The truth is, we only perceive green to be a brighter color than red. But what’s really happening is, our eyes are just better at seeing the color green. And because of this, seeing a green laser in sunlight is easier than seeing a red laser in that same environment. And in turn, our brain tells us green is brighter than red.
Really, humans are just interesting creatures, and how our bodies behave still needs a lot more studying. One interesting thing is how our eyes work, how we see and understand color, objects, depth, etc.
And one of those “interesting” features, particularly as it involves the eyes, is that we don’t see all colors equally. And if you sit around and think about it for a while, that makes a lot of sense (at least to me, it does).
Some people are color blind or color deficient. Some dogs can’t see color. Some people can’t see. It all has to do with the brain, but that’s a different article REFT won’t be covering.
What we are covering, though, is that the eyes see green differently than they see red.
Getting a bit more “sciency” here, green falls in the center of the relative sensitivity/wavelength spectrum. And compared to a red laser, you’re 4-6x more sensitive to the color green than you are to red. Basically, your brain tricks you into thinking it’s brighter, when in fact, you’re just more sensitive to the color and therefore likely to see it before you see red.
Your Laser is NOT a Flashlight
Since we’re talking about the perception of brightness, let me also cover this. You shouldn’t be using a laser to help you identify your target.
And if you’re practicing the gun-safety skills you should be, you should know what your target is, not shoot at anything you don’t intend to shoot, know what’s behind your target, and the likes. If you decide to be like the movies, using a laser to identify your target goes against all of that.

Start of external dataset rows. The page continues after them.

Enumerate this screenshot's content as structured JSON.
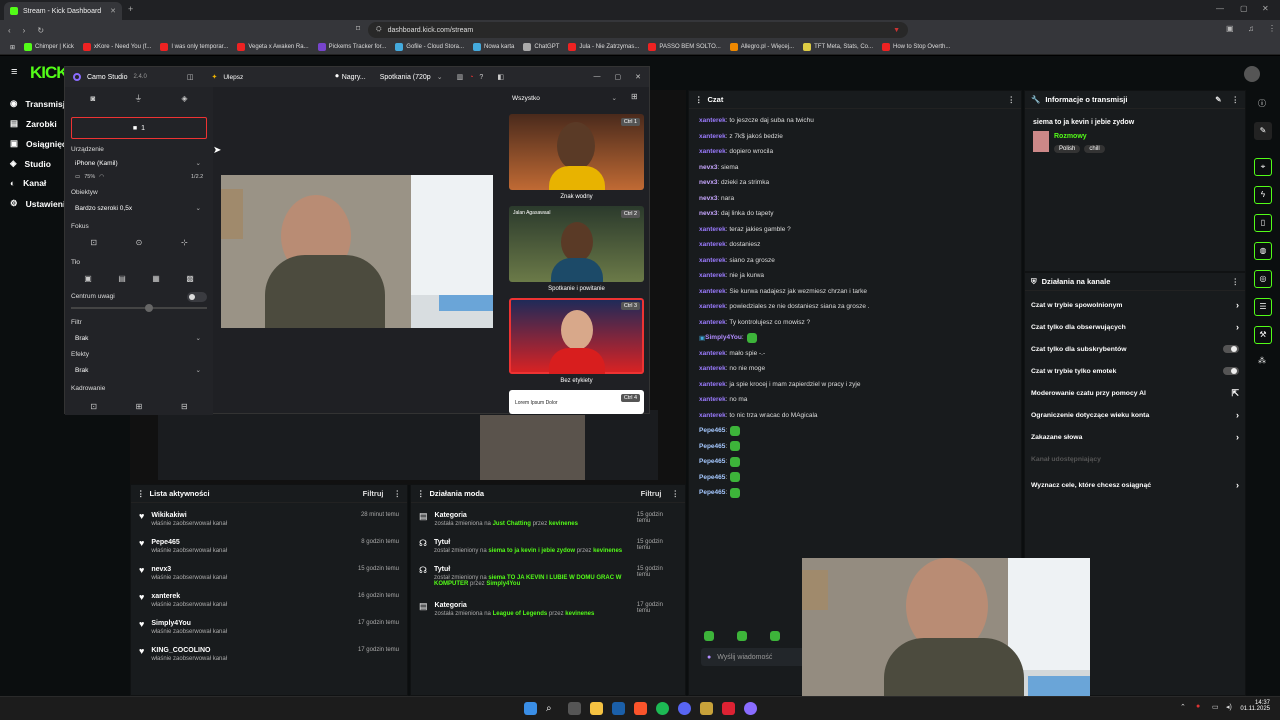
{
  "browser": {
    "tab_title": "Stream - Kick Dashboard",
    "new_tab": "+",
    "url": "dashboard.kick.com/stream",
    "bookmarks": [
      "Chimper | Kick",
      "xKore - Need You (f...",
      "I was only temporar...",
      "Vegeta x Awaken Ra...",
      "Pickems Tracker for...",
      "Gofile - Cloud Stora...",
      "Nowa karta",
      "ChatGPT",
      "Jula - Nie Zatrzymas...",
      "PASSO BEM SOLTO...",
      "Allegro.pl - Więcej...",
      "TFT Meta, Stats, Co...",
      "How to Stop Overth..."
    ]
  },
  "kick": {
    "logo": "KICK",
    "nav": [
      "Transmisja",
      "Zarobki",
      "Osiągnięcia",
      "Studio",
      "Kanał",
      "Ustawienia"
    ]
  },
  "camo": {
    "title": "Camo Studio",
    "version": "2.4.0",
    "upgrade": "Ulepsz",
    "record": "Nagry...",
    "preset": "Spotkania (720p",
    "cam_count": "1",
    "device_label": "Urządzenie",
    "device": "iPhone (Kamil)",
    "battery": "75%",
    "lens_label": "Obiektyw",
    "lens": "Bardzo szeroki 0,5x",
    "zoom": "1/2.2",
    "focus_label": "Fokus",
    "bg_label": "Tło",
    "centre_label": "Centrum uwagi",
    "filter_label": "Filtr",
    "filter": "Brak",
    "effects_label": "Efekty",
    "effects": "Brak",
    "crop_label": "Kadrowanie",
    "overlay_filter": "Wszystko",
    "thumbs": [
      {
        "caption": "Znak wodny",
        "ctrl": "Ctrl 1"
      },
      {
        "caption": "Spotkanie i powitanie",
        "ctrl": "Ctrl 2",
        "tag": "Jalan Agasawaal"
      },
      {
        "caption": "Bez etykiety",
        "ctrl": "Ctrl 3"
      },
      {
        "caption": "",
        "ctrl": "Ctrl 4",
        "tag": "Lorem Ipsum Dolor"
      }
    ]
  },
  "chat": {
    "title": "Czat",
    "placeholder": "Wyślij wiadomość",
    "messages": [
      {
        "user": "xanterek",
        "text": ": to jeszcze daj suba na twichu",
        "color": "#9b7bff"
      },
      {
        "user": "xanterek",
        "text": ": z 7k$ jakoś bedzie",
        "color": "#9b7bff"
      },
      {
        "user": "xanterek",
        "text": ": dopiero wrocila",
        "color": "#9b7bff"
      },
      {
        "user": "nevx3",
        "text": ": siema",
        "color": "#c7a6ff"
      },
      {
        "user": "nevx3",
        "text": ": dzieki za strimka",
        "color": "#c7a6ff"
      },
      {
        "user": "nevx3",
        "text": ": nara",
        "color": "#c7a6ff"
      },
      {
        "user": "nevx3",
        "text": ": daj linka do tapety",
        "color": "#c7a6ff"
      },
      {
        "user": "xanterek",
        "text": ": teraz jakies gamble ?",
        "color": "#9b7bff"
      },
      {
        "user": "xanterek",
        "text": ": dostaniesz",
        "color": "#9b7bff"
      },
      {
        "user": "xanterek",
        "text": ": siano za grosze",
        "color": "#9b7bff"
      },
      {
        "user": "xanterek",
        "text": ": nie ja kurwa",
        "color": "#9b7bff"
      },
      {
        "user": "xanterek",
        "text": ": Sie kurwa nadajesz jak wezmiesz chrzan i tarke",
        "color": "#9b7bff"
      },
      {
        "user": "xanterek",
        "text": ": powiedziales ze nie dostaniesz siana za grosze .",
        "color": "#9b7bff"
      },
      {
        "user": "xanterek",
        "text": ": Ty kontrolujesz co mowisz ?",
        "color": "#9b7bff"
      },
      {
        "user": "Simply4You",
        "text": ":",
        "color": "#b18cff"
      },
      {
        "user": "xanterek",
        "text": ": mało spie -.-",
        "color": "#9b7bff"
      },
      {
        "user": "xanterek",
        "text": ": no nie moge",
        "color": "#9b7bff"
      },
      {
        "user": "xanterek",
        "text": ": ja spie krocej i mam zapierdziel w pracy i zyje",
        "color": "#9b7bff"
      },
      {
        "user": "xanterek",
        "text": ": no ma",
        "color": "#9b7bff"
      },
      {
        "user": "xanterek",
        "text": ": to nic trza wracac do MAgicala",
        "color": "#9b7bff"
      },
      {
        "user": "Pepe465",
        "text": ":",
        "color": "#a5c8ff"
      },
      {
        "user": "Pepe465",
        "text": ":",
        "color": "#a5c8ff"
      },
      {
        "user": "Pepe465",
        "text": ":",
        "color": "#a5c8ff"
      },
      {
        "user": "Pepe465",
        "text": ":",
        "color": "#a5c8ff"
      },
      {
        "user": "Pepe465",
        "text": ":",
        "color": "#a5c8ff"
      }
    ]
  },
  "info": {
    "title": "Informacje o transmisji",
    "stream_title": "siema to ja kevin i jebie zydow",
    "category": "Rozmowy",
    "tags": [
      "Polish",
      "chill"
    ]
  },
  "mod_actions": {
    "title": "Działania na kanale",
    "items": [
      {
        "label": "Czat w trybie spowolnionym",
        "kind": "arrow"
      },
      {
        "label": "Czat tylko dla obserwujących",
        "kind": "arrow"
      },
      {
        "label": "Czat tylko dla subskrybentów",
        "kind": "toggle"
      },
      {
        "label": "Czat w trybie tylko emotek",
        "kind": "toggle"
      },
      {
        "label": "Moderowanie czatu przy pomocy AI",
        "kind": "ext"
      },
      {
        "label": "Ograniczenie dotyczące wieku konta",
        "kind": "arrow"
      },
      {
        "label": "Zakazane słowa",
        "kind": "arrow"
      },
      {
        "label": "Kanał udostępniający",
        "kind": "disabled"
      },
      {
        "label": "Wyznacz cele, które chcesz osiągnąć",
        "kind": "arrow"
      }
    ]
  },
  "activity": {
    "title": "Lista aktywności",
    "filter": "Filtruj",
    "rows": [
      {
        "name": "Wikikakiwi",
        "sub": "właśnie zaobserwował kanał",
        "time": "28 minut temu"
      },
      {
        "name": "Pepe465",
        "sub": "właśnie zaobserwował kanał",
        "time": "8 godzin temu"
      },
      {
        "name": "nevx3",
        "sub": "właśnie zaobserwował kanał",
        "time": "15 godzin temu"
      },
      {
        "name": "xanterek",
        "sub": "właśnie zaobserwował kanał",
        "time": "16 godzin temu"
      },
      {
        "name": "Simply4You",
        "sub": "właśnie zaobserwował kanał",
        "time": "17 godzin temu"
      },
      {
        "name": "KING_COCOLINO",
        "sub": "właśnie zaobserwował kanał",
        "time": "17 godzin temu"
      }
    ]
  },
  "modlog": {
    "title": "Działania moda",
    "filter": "Filtruj",
    "rows": [
      {
        "title": "Kategoria",
        "time": "15 godzin temu",
        "pre": "została zmieniona na ",
        "val": "Just Chatting",
        "mid": " przez ",
        "by": "kevinenes"
      },
      {
        "title": "Tytuł",
        "time": "15 godzin temu",
        "pre": "został zmieniony na ",
        "val": "siema to ja kevin i jebie zydow",
        "mid": " przez ",
        "by": "kevinenes"
      },
      {
        "title": "Tytuł",
        "time": "15 godzin temu",
        "pre": "został zmieniony na ",
        "val": "siema TO JA KEVIN I LUBIE W DOMU GRAC W KOMPUTER",
        "mid": " przez ",
        "by": "Simply4You"
      },
      {
        "title": "Kategoria",
        "time": "17 godzin temu",
        "pre": "została zmieniona na ",
        "val": "League of Legends",
        "mid": " przez ",
        "by": "kevinenes"
      }
    ]
  },
  "taskbar": {
    "time": "14:37",
    "date": "01.11.2025"
  },
  "colors": {
    "accent": "#53fc18",
    "panel": "#181b1d",
    "bg": "#0b0e0f"
  }
}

First, you can’t really see your target. Is that Bob? I don’t know; let me shine this laser at him to find out! No! Don’t do that. You’ve just endangered poor Bob, who was locking up for the night.

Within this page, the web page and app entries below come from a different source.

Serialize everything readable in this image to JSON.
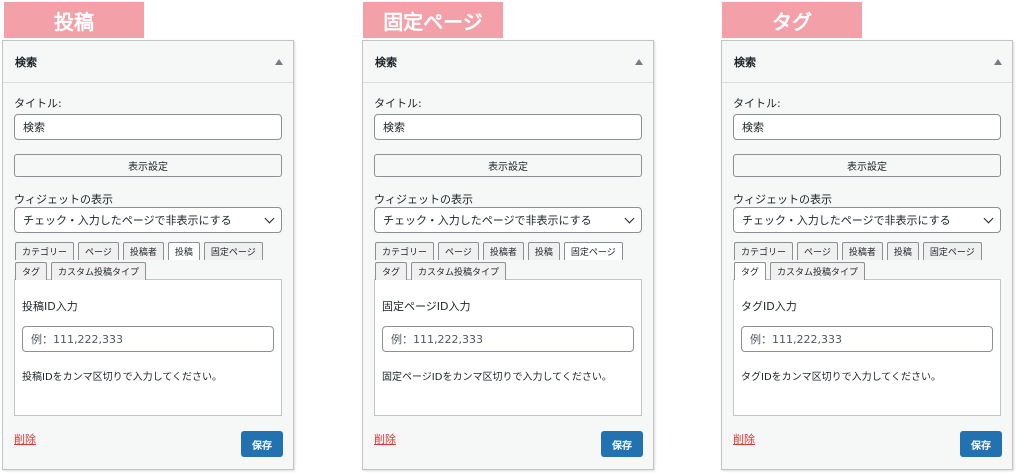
{
  "widgets": [
    {
      "badge": "投稿",
      "header": "検索",
      "title_label": "タイトル:",
      "title_value": "検索",
      "display_button": "表示設定",
      "visibility_label": "ウィジェットの表示",
      "visibility_select": "チェック・入力したページで非表示にする",
      "tabs_row1": [
        "カテゴリー",
        "ページ",
        "投稿者",
        "投稿",
        "固定ページ"
      ],
      "tabs_row2": [
        "タグ",
        "カスタム投稿タイプ"
      ],
      "active_tab": "投稿",
      "id_label": "投稿ID入力",
      "id_placeholder": "例：111,222,333",
      "help_text": "投稿IDをカンマ区切りで入力してください。",
      "delete_label": "削除",
      "save_label": "保存"
    },
    {
      "badge": "固定ページ",
      "header": "検索",
      "title_label": "タイトル:",
      "title_value": "検索",
      "display_button": "表示設定",
      "visibility_label": "ウィジェットの表示",
      "visibility_select": "チェック・入力したページで非表示にする",
      "tabs_row1": [
        "カテゴリー",
        "ページ",
        "投稿者",
        "投稿",
        "固定ページ"
      ],
      "tabs_row2": [
        "タグ",
        "カスタム投稿タイプ"
      ],
      "active_tab": "固定ページ",
      "id_label": "固定ページID入力",
      "id_placeholder": "例：111,222,333",
      "help_text": "固定ページIDをカンマ区切りで入力してください。",
      "delete_label": "削除",
      "save_label": "保存"
    },
    {
      "badge": "タグ",
      "header": "検索",
      "title_label": "タイトル:",
      "title_value": "検索",
      "display_button": "表示設定",
      "visibility_label": "ウィジェットの表示",
      "visibility_select": "チェック・入力したページで非表示にする",
      "tabs_row1": [
        "カテゴリー",
        "ページ",
        "投稿者",
        "投稿",
        "固定ページ"
      ],
      "tabs_row2": [
        "タグ",
        "カスタム投稿タイプ"
      ],
      "active_tab": "タグ",
      "id_label": "タグID入力",
      "id_placeholder": "例：111,222,333",
      "help_text": "タグIDをカンマ区切りで入力してください。",
      "delete_label": "削除",
      "save_label": "保存"
    }
  ],
  "colors": {
    "badge": "#f4a0a8",
    "save_button": "#2271b1",
    "delete_link": "#d63638"
  },
  "icons": {
    "collapse": "triangle-up-icon",
    "select": "chevron-down-icon"
  }
}
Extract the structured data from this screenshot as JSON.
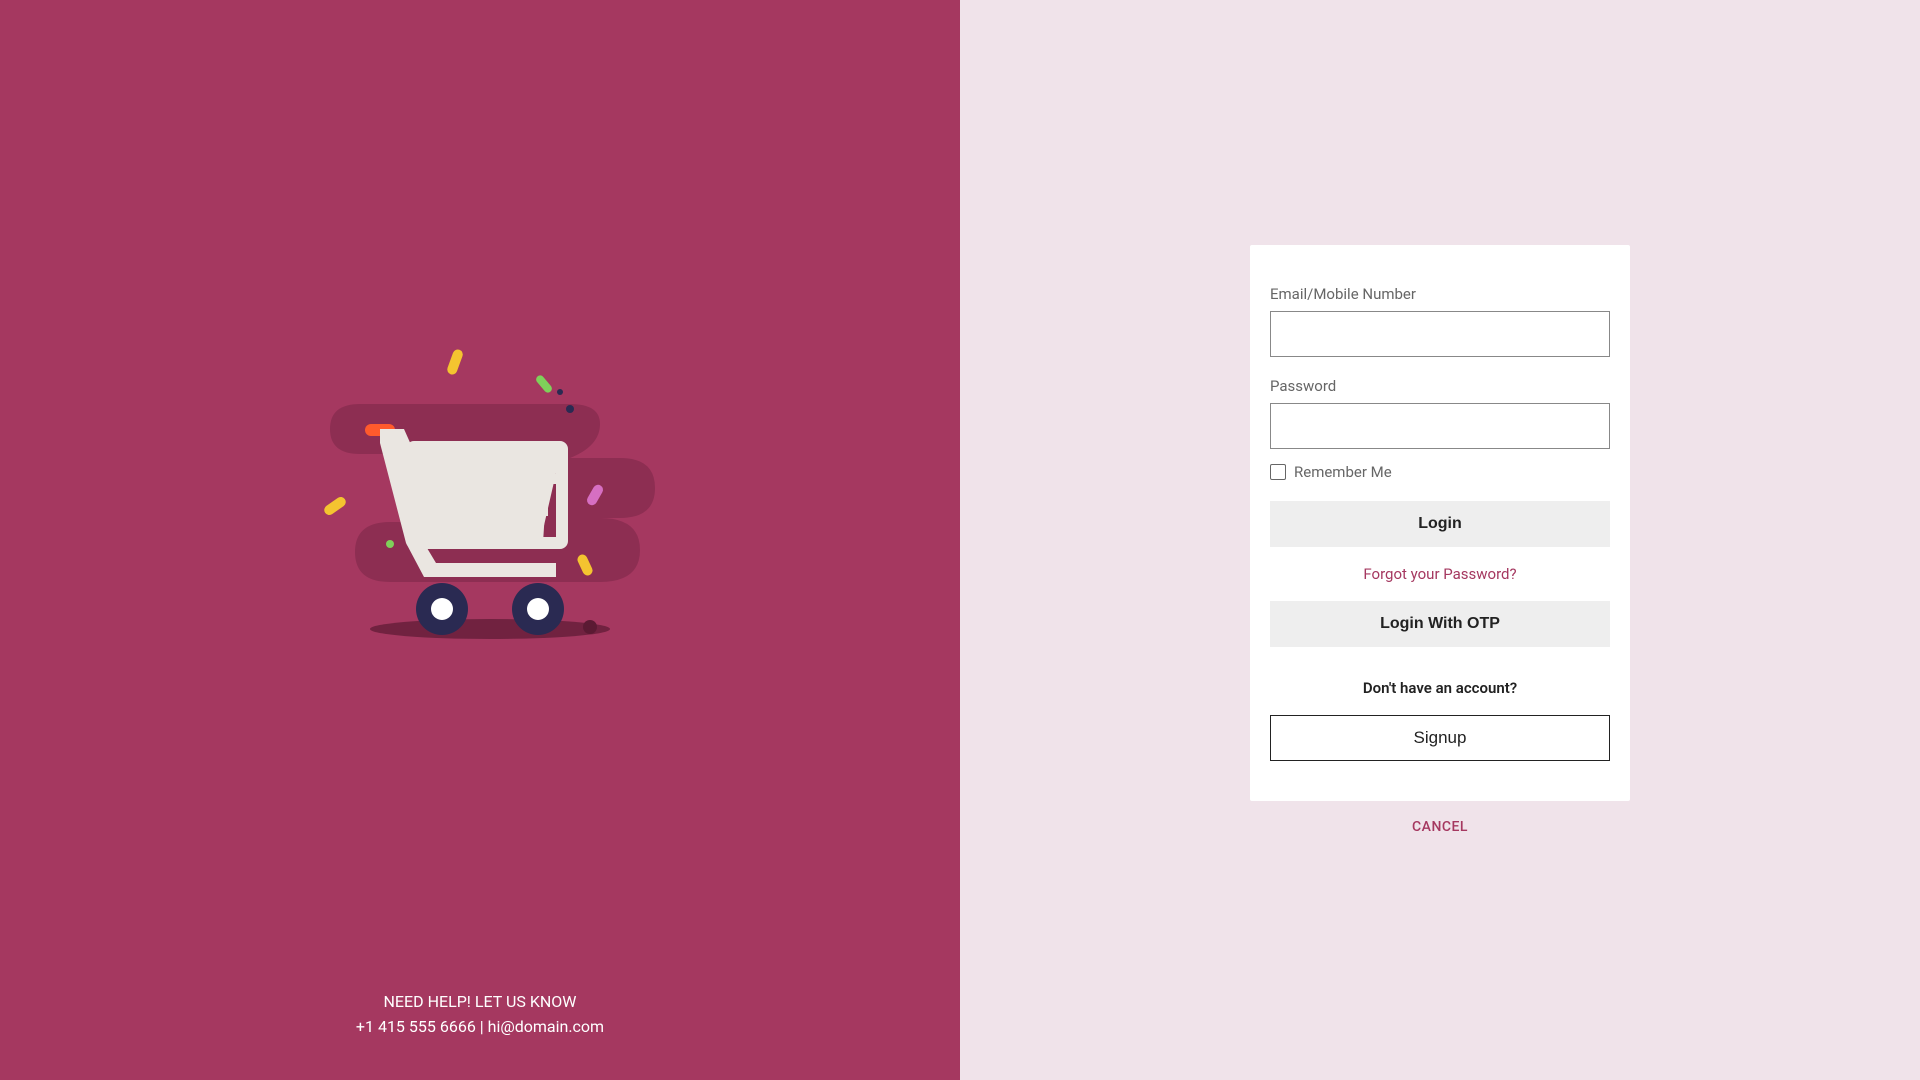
{
  "colors": {
    "brand": "#a53860",
    "panel_bg": "#f0e3ea"
  },
  "left": {
    "help_heading": "NEED HELP! LET US KNOW",
    "phone": "+1 415 555 6666",
    "separator": " | ",
    "email": "hi@domain.com",
    "illustration_alt": "shopping-cart"
  },
  "form": {
    "email_label": "Email/Mobile Number",
    "email_value": "",
    "password_label": "Password",
    "password_value": "",
    "remember_label": "Remember Me",
    "remember_checked": false,
    "login_button": "Login",
    "forgot_link": "Forgot your Password?",
    "otp_button": "Login With OTP",
    "signup_prompt": "Don't have an account?",
    "signup_button": "Signup",
    "cancel": "CANCEL"
  }
}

Second, if it wasn’t Bob, that laser isn’t bright enough to quickly identify the suspect. And that suspect probably isn’t worried about shooting the “right” person. Now you’ve given him (or her) a target. They don’t care if you’re Sally from register 3 or Jim, who ran in for a last-minute diaper-run. You’ve gotten in their way, and now you’re getting shot. Because bad guys (or gals) aren’t thinking morals, they’re thinking about getting their own task done. And if you’re in the way, you won’t be for long. Basically, you’ve put yourself at an unnecessary disadvantage.
Your laser is to help you get on target, not see your target.
Take Away: Don’t use your laser to sweep, search for, or identify your target. It only works in the movies. Use Laser Discipline!
Diodes, Nanometers, Green Lasers
3. Green lasers start as infrared (they’re invisible!)
Okay, so green lasers aren’t invisible. If they were, then I suppose the color wouldn’t matter so much. But it’s this “start” that makes them more advanced because it takes more work to get to the green laser you can see.
Those diodes used to produce a green laser is a bit more complex, and the complexity means more time-consuming and more manufacturing needs (maybe explains the price of some green laser manufacturers).
Steps to Creating a Green Laser
- An infrared laser with a wavelength of 808nm (nanometers) is produced.
- The light shines through a crystal laser for a wavelength of 1,066nm.
- The laser then shines through a frequency doubler, cutting the nm in almost half, at 532nm.
In the end, you have a wavelength that lets you actually see the laser. It takes three steps, not just one. And those steps translate into more space and more energy before you can get the final product. Of course, those three steps involve a lot more than what I listed above, but that’s a bit more complex than you probably care to read, and I won’t be getting into that here, mostly because I’m not qualified to. However, I can point you to those claiming to be experts in the field.
If you’re looking at getting a laser for your firearm, Crimson Trace offers both green and red lasers, and if you’re really interested, they can better clarify the inner working of a laser than I can. But if you have no interest in how a laser works, you just want one, here are a few options listed below.